To start off 2013, I figured discussing the dreaded “change” battle in the firehouse would be appropriate. In my last blog entry, I challenged everyone to do a firefighter reflection for 2012. If you took the time to meet the challenge, you likely identified several areas that you will be “changing” or “upgrading”. Change is not a bad thing, but often as firefighters, we fear change and the unknown that surrounds it. Why?
Changing just for the sake of change is foolish. Change should only occur in the firehouse if it is for the purpose of improving the company, the service provided, or improving firefighters. You can try to get buy in from everyone in the company, but more times than not, you will have 1-3 people that will fight it, no matter how smart the change is.
So why is change fought so tough?
1. “I do not like ideas I did not come up with.”
I also call this “manager syndrome”. Managers like to have full control typically. They focus their time on “managing” others and delegating work.
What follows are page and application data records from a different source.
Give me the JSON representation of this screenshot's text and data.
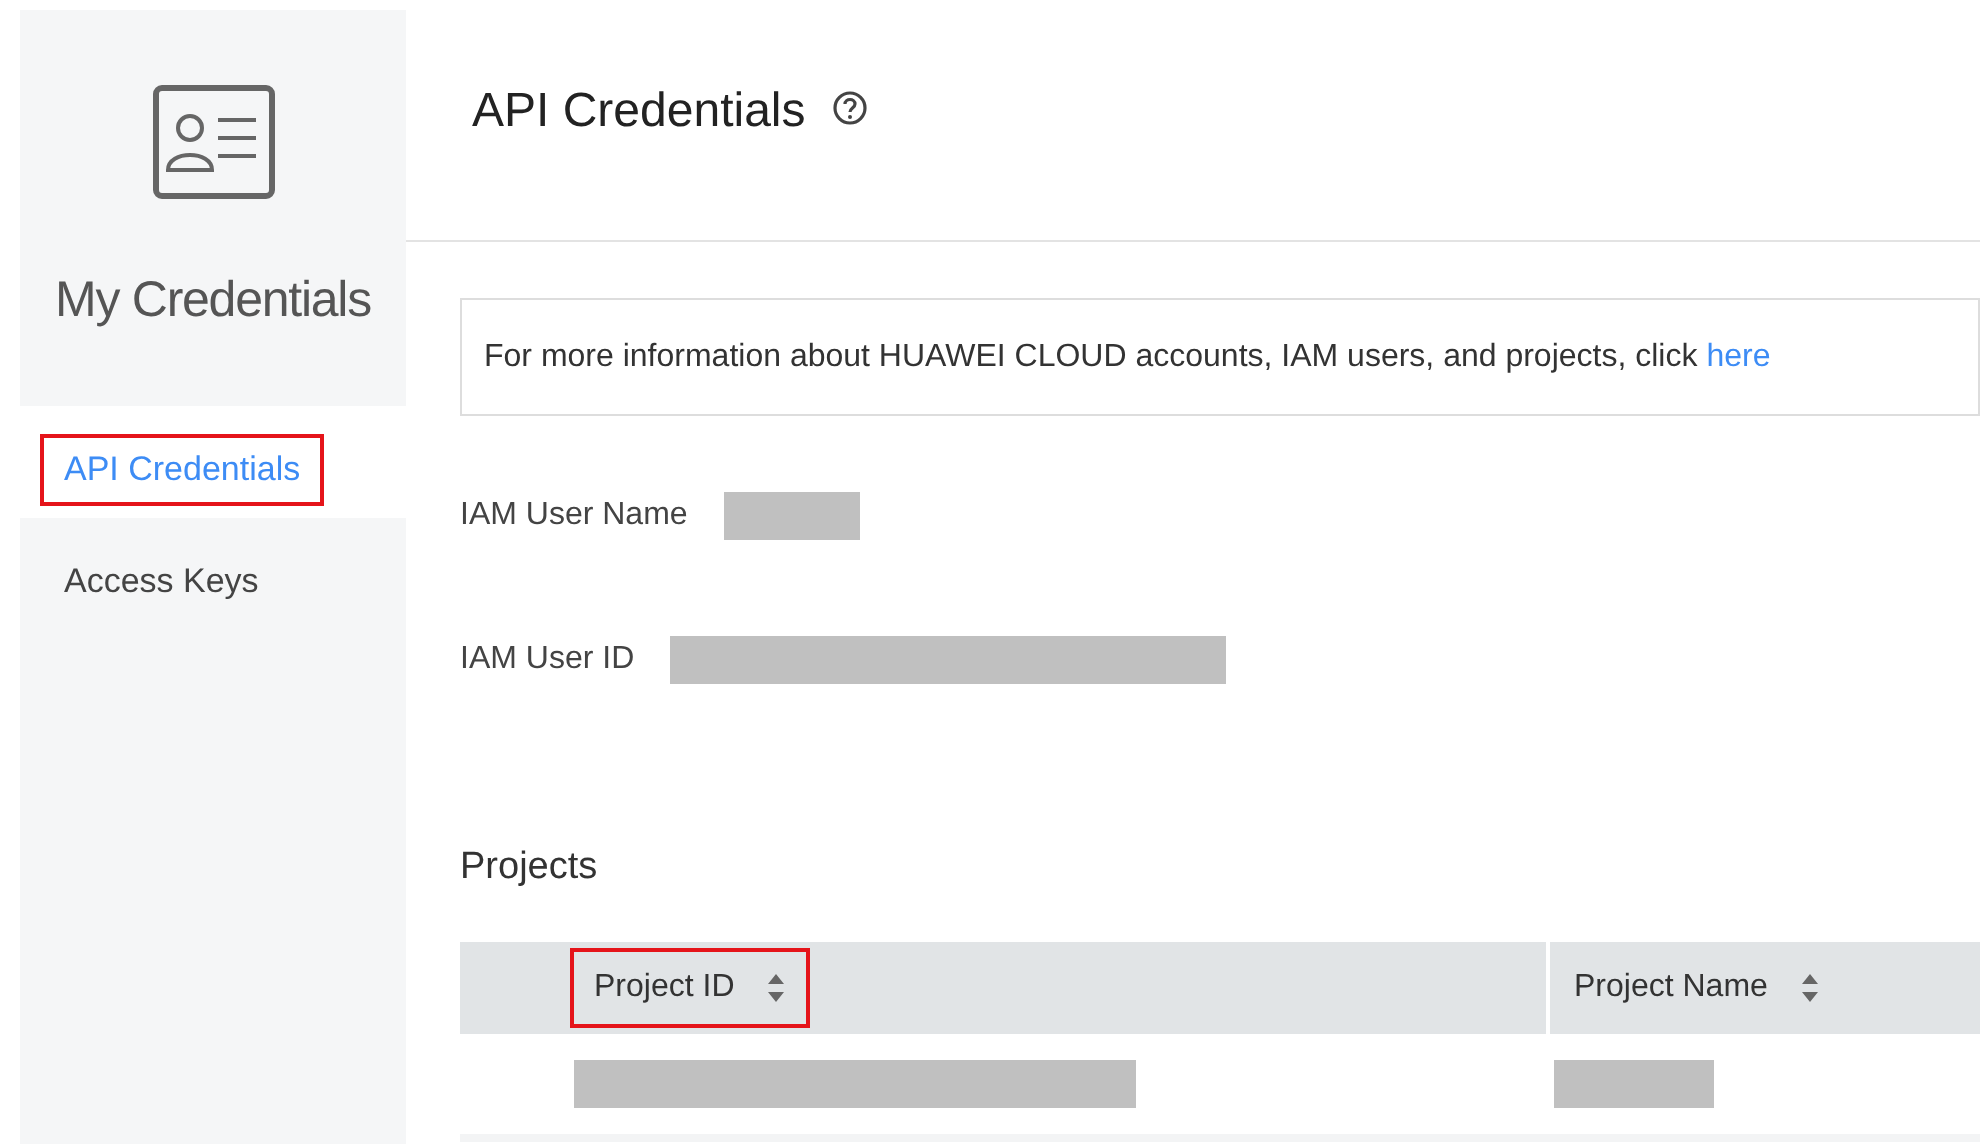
{
  "sidebar": {
    "title": "My Credentials",
    "items": [
      {
        "label": "API Credentials",
        "selected": true,
        "highlighted": true
      },
      {
        "label": "Access Keys",
        "selected": false,
        "highlighted": false
      }
    ]
  },
  "header": {
    "title": "API Credentials"
  },
  "info": {
    "text": "For more information about HUAWEI CLOUD accounts, IAM users, and projects, click",
    "link": "here"
  },
  "fields": [
    {
      "label": "IAM User Name",
      "kind": "redacted"
    },
    {
      "label": "IAM User ID",
      "kind": "redacted"
    }
  ],
  "projects": {
    "title": "Projects",
    "columns": [
      {
        "label": "Project ID",
        "highlighted": true
      },
      {
        "label": "Project Name",
        "highlighted": false
      }
    ],
    "rows": [
      {
        "kind": "redacted"
      }
    ]
  }
}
When it comes to decision-making or suggestions of change, these “managers” will often become offended, argumentative, and withdrawn, as they do not like “subordinates” thinking. It threatens them and their position, and shakes their psyche to think that someone else is potentially receiving credit and able to think without them telling you what to think. The opposite of the “manager syndrome” is a leader. A leader promotes new ideas and concepts and promotes using your head in the firehouse. A leader will allow his guys to think on their own and explore new ideas and concepts.
2. “We have always done it this way. Why change it if it is not broken?”
This statement screams, “I hate change.” Making a change in an area of the way we do business does not mean that the old way was “broken”. It simply means that you are progressive in the job, and intelligent enough to seek improved methods to the job. If you are a firefighter that “Gets It”, you constantly seek ways to improve your craft and the craft of the company. You don’t forget your old way of doing it; you just put it in the toolbox as plan B. If the new plan doesn’t work out, pull out plan B. If you don’t have a plan B, you don’t “Get It”.
3. “I don’t like the guy that came up with this, so I am not giving it a chance.”
Are you serious? Since when did we become a high school with cliques shaping how we make decisions? I don’t care if I cannot stand “Firefighter A”, we have a job to do and anything that relates to the job, our performance, and ultimately our survival will require me to work with “Firefighter A.” Get it or get out.
4. “I will have to learn something new if we change that.”
If you fall into this category, you need to take a long look in the mirror and decide if this is the job for you. Training and sharpening of concepts is continuous.
5. “This is not <Insert any other fire department name here>.”
Have you ever thought that maybe someone else has thought of something that works a little better? Networking has become huge in social media. Why are we not networking our ideas throughout the country? Your company might have figured out a method that will help a company on the other side of the country.
After over 10 years in the service, these are the top 5 reasons and mentalities that I have seen that cause resistance to change. All of these 5 have one thing in common……….fear.
The main reason for a resistance to change is FEAR. FEAR that someone will look better than you, FEAR you will have to train on something new, FEAR that you will look stupid, FEAR that giving into this change will create a situation where more change will occur, and FEAR that someone else is right.
“Fear can be more crippling than any physically debilitating disease”
So what do we do to combat the anti-change movement?
We stand our ground and continue to do what is right. If you are a firefighter that “Gets It”, you will continue to ignore these mutts, stand your ground when you propose new concepts and ideas, and do not let these people dampen your drive to progress in the job. Always promote the company before yourself.
Stay safe out there; train hard, and Happy New Year. Shoot me an email and let me know what changes you want to make this year at your company. I am interested to hear it. Email me at firstname.lastname@example.org
Some social media connections to make for 2013:
Follow me on twitter: @justingraney
Connect with me on LinkedIn: Justin Graney
Follow Tailboard on twitter: @tailboardfd
Like Tailboard on Facebook: www.facebook.com/tailboardfirefighting